[Start of Attachment]
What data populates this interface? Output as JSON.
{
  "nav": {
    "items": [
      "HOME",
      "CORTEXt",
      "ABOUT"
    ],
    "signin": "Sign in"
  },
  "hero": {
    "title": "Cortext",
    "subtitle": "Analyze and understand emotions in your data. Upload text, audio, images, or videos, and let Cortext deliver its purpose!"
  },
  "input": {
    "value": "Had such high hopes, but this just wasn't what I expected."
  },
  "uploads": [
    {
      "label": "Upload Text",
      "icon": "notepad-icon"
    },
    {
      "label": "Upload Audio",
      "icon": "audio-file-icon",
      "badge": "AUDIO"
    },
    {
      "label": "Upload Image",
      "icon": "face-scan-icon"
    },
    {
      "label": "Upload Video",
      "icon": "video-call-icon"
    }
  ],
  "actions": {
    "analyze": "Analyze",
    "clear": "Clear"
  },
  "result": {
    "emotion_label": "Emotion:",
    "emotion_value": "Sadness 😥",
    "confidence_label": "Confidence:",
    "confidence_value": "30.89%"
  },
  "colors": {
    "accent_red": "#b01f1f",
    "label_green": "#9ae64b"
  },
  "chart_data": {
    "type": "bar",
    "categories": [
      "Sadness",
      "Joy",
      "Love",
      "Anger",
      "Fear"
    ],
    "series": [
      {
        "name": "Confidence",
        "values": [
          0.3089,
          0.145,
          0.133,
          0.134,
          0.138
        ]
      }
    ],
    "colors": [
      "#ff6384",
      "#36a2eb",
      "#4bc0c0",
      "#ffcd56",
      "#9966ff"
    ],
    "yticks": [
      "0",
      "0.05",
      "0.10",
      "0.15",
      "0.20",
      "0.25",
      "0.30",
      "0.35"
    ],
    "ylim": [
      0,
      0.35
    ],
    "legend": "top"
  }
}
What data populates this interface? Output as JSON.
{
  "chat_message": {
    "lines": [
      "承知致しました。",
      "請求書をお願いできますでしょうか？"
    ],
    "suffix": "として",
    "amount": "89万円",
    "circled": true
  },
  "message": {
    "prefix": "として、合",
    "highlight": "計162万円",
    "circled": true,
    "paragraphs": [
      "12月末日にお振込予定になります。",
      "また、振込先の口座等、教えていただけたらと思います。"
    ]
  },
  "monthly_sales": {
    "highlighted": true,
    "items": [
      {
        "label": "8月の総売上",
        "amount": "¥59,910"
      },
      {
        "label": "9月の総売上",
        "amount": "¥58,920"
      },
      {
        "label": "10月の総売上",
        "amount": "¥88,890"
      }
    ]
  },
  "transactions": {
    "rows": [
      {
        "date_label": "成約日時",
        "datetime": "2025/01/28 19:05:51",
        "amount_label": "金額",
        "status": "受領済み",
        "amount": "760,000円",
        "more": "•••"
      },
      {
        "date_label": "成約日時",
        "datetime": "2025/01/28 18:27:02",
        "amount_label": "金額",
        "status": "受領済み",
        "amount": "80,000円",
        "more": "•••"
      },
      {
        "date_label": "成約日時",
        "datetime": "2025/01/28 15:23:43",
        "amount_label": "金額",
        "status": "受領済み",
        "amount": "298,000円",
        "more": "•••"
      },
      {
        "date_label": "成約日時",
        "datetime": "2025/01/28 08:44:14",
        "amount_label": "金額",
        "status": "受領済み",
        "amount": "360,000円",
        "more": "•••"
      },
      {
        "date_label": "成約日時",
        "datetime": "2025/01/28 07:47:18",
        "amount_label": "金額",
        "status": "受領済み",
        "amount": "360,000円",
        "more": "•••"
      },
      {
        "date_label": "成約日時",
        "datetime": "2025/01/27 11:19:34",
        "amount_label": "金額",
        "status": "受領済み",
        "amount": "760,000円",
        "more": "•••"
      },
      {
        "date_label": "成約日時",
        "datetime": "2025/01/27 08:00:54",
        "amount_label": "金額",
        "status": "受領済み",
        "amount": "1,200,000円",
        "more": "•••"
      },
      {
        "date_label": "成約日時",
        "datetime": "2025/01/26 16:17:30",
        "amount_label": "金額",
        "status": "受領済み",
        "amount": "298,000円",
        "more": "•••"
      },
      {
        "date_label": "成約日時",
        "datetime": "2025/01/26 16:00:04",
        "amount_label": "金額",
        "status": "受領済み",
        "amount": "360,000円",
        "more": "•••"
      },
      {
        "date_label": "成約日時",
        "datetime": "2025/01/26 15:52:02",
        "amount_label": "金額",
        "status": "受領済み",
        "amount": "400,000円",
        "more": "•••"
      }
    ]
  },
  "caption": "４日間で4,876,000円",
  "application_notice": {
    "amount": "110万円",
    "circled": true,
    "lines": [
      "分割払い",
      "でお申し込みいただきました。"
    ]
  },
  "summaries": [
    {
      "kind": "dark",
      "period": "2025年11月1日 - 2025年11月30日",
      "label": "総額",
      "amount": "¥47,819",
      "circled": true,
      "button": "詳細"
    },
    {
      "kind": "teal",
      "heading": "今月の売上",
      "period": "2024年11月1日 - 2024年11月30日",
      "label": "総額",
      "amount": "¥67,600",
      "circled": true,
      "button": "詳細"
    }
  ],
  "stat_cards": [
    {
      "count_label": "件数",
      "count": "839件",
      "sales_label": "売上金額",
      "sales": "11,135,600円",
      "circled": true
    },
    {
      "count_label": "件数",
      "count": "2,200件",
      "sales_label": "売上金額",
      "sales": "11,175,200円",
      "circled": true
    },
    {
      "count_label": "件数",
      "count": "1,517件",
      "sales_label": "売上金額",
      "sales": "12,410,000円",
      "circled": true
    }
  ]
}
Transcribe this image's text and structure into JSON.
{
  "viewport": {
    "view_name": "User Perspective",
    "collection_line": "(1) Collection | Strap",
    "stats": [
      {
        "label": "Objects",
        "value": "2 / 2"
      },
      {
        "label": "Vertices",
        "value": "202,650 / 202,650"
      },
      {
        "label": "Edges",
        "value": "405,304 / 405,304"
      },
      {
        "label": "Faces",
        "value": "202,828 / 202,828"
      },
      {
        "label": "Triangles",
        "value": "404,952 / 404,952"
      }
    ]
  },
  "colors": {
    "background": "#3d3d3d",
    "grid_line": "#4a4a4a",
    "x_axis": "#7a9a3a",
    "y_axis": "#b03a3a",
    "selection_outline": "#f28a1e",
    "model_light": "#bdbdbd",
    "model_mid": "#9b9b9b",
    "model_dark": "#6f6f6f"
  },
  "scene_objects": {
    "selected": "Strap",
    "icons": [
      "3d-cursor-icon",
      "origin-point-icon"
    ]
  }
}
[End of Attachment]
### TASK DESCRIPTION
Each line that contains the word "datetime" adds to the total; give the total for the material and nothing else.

### TASK OUTPUT
10